Rich Man, Poor Man – How to Make Money as an ‘Average’ Investor


The online sphere of financial literature and advice columns is littered with advice as to how to profit off of the stock market as an individual investor; many of these are, in our opinion, either dishonest, over-complicated, or both. In order to properly articulate the only time-tested method to amassing wealth through the stock market, as an individual investor, we were reminded of a popular article written by the late Richard Russell. For those unfamiliar, Richard Russell was known as the ‘Dean of Dow Theory’, a popular market methodology, as well as being a perennial market commentator with a refreshingly pragmatic and logical approach to assessing the markets. The following insights are paraphrased based on the key findings of his popular article, “Rich Man, Poor Man” posted to his website named ‘Dow Theory Letters’.
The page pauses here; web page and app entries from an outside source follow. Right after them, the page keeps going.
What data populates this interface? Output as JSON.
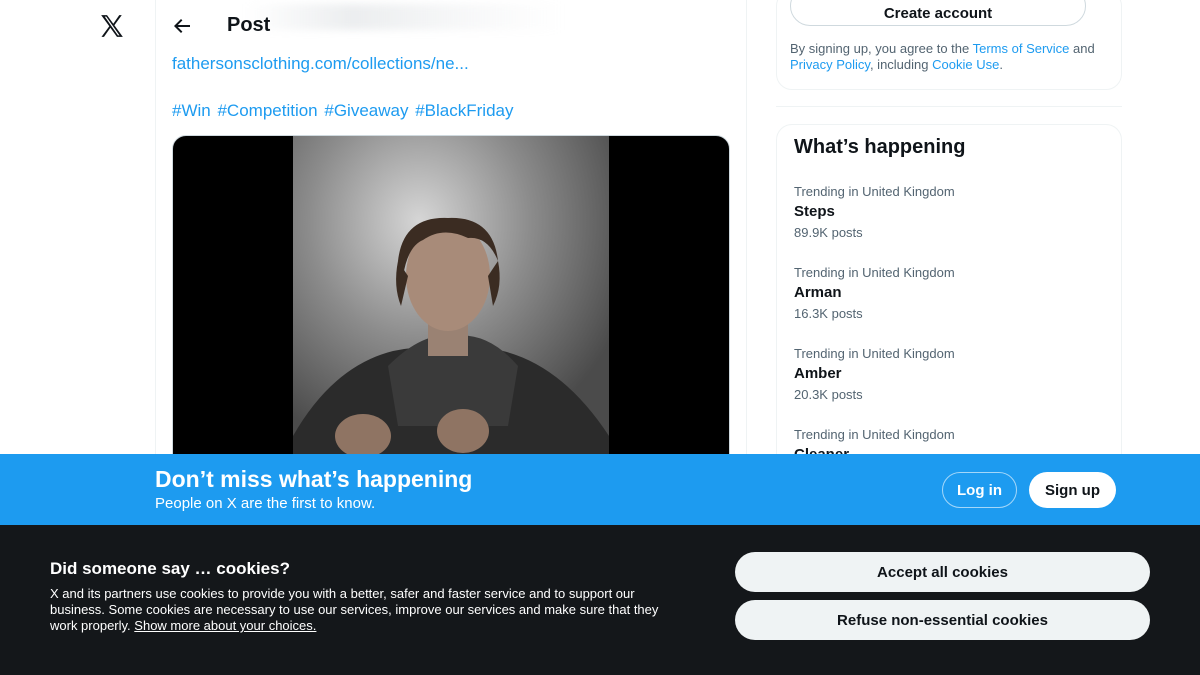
{
  "nav": {
    "logo_icon": "x-logo-icon"
  },
  "post": {
    "header_title": "Post",
    "back_icon": "arrow-left-icon",
    "link_text": "fathersonsclothing.com/collections/ne...",
    "hashtags": [
      "#Win",
      "#Competition",
      "#Giveaway",
      "#BlackFriday"
    ]
  },
  "sidebar": {
    "create_account_label": "Create account",
    "terms": {
      "prefix": "By signing up, you agree to the ",
      "tos": "Terms of Service",
      "and": " and ",
      "privacy": "Privacy Policy",
      "including": ", including ",
      "cookie": "Cookie Use",
      "end": "."
    },
    "trends_heading": "What’s happening",
    "trends": [
      {
        "context": "Trending in United Kingdom",
        "name": "Steps",
        "count": "89.9K posts"
      },
      {
        "context": "Trending in United Kingdom",
        "name": "Arman",
        "count": "16.3K posts"
      },
      {
        "context": "Trending in United Kingdom",
        "name": "Amber",
        "count": "20.3K posts"
      },
      {
        "context": "Trending in United Kingdom",
        "name": "Cleaner",
        "count": ""
      }
    ]
  },
  "banner": {
    "title": "Don’t miss what’s happening",
    "subtitle": "People on X are the first to know.",
    "login_label": "Log in",
    "signup_label": "Sign up",
    "color": "#1d9bf0"
  },
  "cookies": {
    "title": "Did someone say … cookies?",
    "text": "X and its partners use cookies to provide you with a better, safer and faster service and to support our business. Some cookies are necessary to use our services, improve our services and make sure that they work properly. ",
    "link": "Show more about your choices.",
    "accept_label": "Accept all cookies",
    "refuse_label": "Refuse non-essential cookies"
  }
}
The crux of the idea is that large institutional or exceedingly wealthy investors do not need the market. They have access to more lucrative individual investment opportunities and they also have enough supplemental income through their ongoing careers, investments, or other affiliations to allow them not to depend on their capital invested into the stock market, either. Because they do not depend on or require this capital, they have the luxury of time, which allows a lower mental hurdle for patience and affords them the ability to wait for investment value when there isn’t any currently apparent. Smaller individual investors, on the other hand, have less capital invested into the stock market – on both a notional and percentage basis – and, in a way, rely on or value that capital more due to their relatively lower amount of supplemental income sources. Because of this, in order to make real money, they need the stock market to ‘do’ something for them, which often results in an upwards shift in risk and volatility. Smaller investors are constantly chasing home-run investments which will balloon their capital, which is a historically losing strategy. Wealthier investors have the luxury of patience due to the lack of desire or need to ‘knock out the lights’. In order to combat this fallacy as a smaller individual investor, Mr. Russell suggested a few key simple ideas to remain constantly cognizant of.


The first and most important rule of finding success as a small investor is compounding interest. The sensation which was referred to by Einstein as the 8th wonder of the world is a slow and often boring process; however, with perseverance, intelligence and patience, the glories of steady compounding will inevitably result in a winning strategy in the long term. Starting to invest as early as possible is key, while maintaining as long a time horizon as possible is essential. Small percentages may seem paltry in isolation, but over time, many are amazed at the growth which they achieve. In order to display the magic of compounding interest, Richard Russell recommended a thorough understanding of the compound interest table, which can be found below.


Exhibit 1:


Rule number two is simple and to the point: don’t lose money. This has often been listed as Warren Buffett’s number one rule, with his second rule being to never forget rule number one. Stating a rule like this is often seen as flippant and even arrogant, but it is more about a mind-set rather than an absolute rule; investment losses will happen, the idea is to keep them small and to keep them to scenarios which were out of your control. Stop speculating or investing in long-shot gambles, invest in value and invest in stable returns, and eventually you will accumulate wealth.


The final rule was briefly alluded to previously, and it is that value is the only reason to ever stray from your patient strategy of compounding stable returns. Regardless of your own personal facilities, if you are introduced to clear and unequivocal value in the marketplace, such as a market in 2008 which was trading at a P/E of 5 times earnings, then capitalize on it. At the same time, however, remember to recognize once this value has been extended or dissipated. Once the market, sector or investment has rebounded to what you believe to be its fair value, return to your previous strategy of stable, compounded returns.


The overall strategy that an individual investor should employ over the long term can be aptly summarized by a quote from George Soros: “If investing is entertaining, if you’re having fun, you’re probably not making any money. Good investing is boring.”


Our President, David MacNicol, followed Richard Russell for a large portion of his career, and was deeply saddened to hear of his passing. We would encourage you all to visit his website,, where you can find both free and subscriber-only wisdom from one of the best market commentators of the latest era. If you would like to read Richard’s original piece on this subject, please click here to view a PDF version of the article.



MacNicol & Associates Asset Management Inc.

February 3, 2016